[Extracted information]
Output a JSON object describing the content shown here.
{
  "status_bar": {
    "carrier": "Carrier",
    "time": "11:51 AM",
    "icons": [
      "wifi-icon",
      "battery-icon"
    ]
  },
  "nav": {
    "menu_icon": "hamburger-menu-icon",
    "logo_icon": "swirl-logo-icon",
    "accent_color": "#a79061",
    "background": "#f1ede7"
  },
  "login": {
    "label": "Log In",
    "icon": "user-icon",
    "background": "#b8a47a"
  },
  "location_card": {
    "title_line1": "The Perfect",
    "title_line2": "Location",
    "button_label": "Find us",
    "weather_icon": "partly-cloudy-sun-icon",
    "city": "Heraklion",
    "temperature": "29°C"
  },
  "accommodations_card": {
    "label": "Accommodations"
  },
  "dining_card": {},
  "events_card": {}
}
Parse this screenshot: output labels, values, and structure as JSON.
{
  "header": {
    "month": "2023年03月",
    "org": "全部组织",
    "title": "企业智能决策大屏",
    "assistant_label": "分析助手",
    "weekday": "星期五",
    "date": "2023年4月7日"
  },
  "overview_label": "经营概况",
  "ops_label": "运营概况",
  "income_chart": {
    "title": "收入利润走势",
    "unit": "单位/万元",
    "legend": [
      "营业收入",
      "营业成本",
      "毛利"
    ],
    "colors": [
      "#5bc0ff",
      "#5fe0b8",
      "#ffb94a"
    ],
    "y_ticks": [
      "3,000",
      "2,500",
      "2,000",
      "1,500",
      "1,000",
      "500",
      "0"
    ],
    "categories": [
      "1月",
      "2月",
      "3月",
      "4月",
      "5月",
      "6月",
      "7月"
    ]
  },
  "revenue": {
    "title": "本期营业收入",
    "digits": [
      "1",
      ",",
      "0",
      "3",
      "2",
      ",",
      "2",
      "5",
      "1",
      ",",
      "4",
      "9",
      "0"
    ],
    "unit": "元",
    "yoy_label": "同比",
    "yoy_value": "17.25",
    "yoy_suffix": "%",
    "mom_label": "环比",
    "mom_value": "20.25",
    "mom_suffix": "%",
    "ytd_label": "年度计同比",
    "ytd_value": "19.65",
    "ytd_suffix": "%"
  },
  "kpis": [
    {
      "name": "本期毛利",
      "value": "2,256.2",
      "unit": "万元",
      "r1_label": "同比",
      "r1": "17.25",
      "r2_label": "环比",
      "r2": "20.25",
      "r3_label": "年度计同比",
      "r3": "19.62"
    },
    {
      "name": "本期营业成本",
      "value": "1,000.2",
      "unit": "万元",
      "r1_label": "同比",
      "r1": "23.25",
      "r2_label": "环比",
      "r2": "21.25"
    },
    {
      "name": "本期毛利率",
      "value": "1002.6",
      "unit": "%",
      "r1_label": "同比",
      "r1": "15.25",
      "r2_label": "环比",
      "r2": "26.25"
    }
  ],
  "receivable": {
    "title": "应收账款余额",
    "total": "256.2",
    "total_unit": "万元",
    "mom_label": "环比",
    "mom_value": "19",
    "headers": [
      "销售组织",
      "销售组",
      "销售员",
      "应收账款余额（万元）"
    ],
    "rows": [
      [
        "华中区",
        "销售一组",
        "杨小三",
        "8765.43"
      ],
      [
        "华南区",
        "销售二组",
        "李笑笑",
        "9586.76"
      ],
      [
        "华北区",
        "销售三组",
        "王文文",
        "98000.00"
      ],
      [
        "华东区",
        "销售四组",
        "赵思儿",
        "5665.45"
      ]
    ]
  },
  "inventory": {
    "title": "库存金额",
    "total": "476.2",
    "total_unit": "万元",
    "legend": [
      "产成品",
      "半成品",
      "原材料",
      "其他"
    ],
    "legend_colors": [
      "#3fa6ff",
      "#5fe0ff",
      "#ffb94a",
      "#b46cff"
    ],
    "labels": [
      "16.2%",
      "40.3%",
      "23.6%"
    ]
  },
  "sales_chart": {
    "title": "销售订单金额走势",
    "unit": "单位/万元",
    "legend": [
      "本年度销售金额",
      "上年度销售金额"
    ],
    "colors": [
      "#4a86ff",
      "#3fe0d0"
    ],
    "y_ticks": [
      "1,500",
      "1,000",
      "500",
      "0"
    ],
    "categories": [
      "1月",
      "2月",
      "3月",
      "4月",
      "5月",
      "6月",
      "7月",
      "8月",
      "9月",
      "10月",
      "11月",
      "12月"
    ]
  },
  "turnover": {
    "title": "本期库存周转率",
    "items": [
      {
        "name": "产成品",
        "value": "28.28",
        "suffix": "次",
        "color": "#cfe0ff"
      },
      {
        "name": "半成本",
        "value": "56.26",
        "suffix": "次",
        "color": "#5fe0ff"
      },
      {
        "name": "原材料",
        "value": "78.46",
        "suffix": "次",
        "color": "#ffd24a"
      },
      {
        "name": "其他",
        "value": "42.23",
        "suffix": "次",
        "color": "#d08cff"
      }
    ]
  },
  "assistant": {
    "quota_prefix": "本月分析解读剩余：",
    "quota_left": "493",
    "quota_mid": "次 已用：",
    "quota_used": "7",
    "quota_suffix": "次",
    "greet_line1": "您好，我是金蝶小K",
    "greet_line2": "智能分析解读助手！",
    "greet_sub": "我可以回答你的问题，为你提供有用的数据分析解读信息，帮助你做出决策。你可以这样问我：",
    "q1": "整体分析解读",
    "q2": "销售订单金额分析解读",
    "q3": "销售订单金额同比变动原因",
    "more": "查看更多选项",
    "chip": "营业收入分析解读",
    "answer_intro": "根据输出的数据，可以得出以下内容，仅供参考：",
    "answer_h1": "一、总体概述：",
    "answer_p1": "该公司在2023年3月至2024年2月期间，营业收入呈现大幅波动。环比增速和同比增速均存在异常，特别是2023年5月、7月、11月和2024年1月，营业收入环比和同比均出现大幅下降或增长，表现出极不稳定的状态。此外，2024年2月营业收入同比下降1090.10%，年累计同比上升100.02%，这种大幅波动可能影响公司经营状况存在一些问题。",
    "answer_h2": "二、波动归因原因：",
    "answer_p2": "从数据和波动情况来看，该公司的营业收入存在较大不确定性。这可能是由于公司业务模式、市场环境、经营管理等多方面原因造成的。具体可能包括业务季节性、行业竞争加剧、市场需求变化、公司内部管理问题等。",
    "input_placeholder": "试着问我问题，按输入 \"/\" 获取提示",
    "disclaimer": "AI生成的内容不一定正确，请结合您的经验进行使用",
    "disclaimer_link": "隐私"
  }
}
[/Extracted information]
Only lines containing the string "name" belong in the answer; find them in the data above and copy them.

_Problem solution:_
      "name": "本期毛利",
      "name": "本期营业成本",
      "name": "本期毛利率",
        "name": "产成品",
        "name": "半成本",
        "name": "原材料",
        "name": "其他",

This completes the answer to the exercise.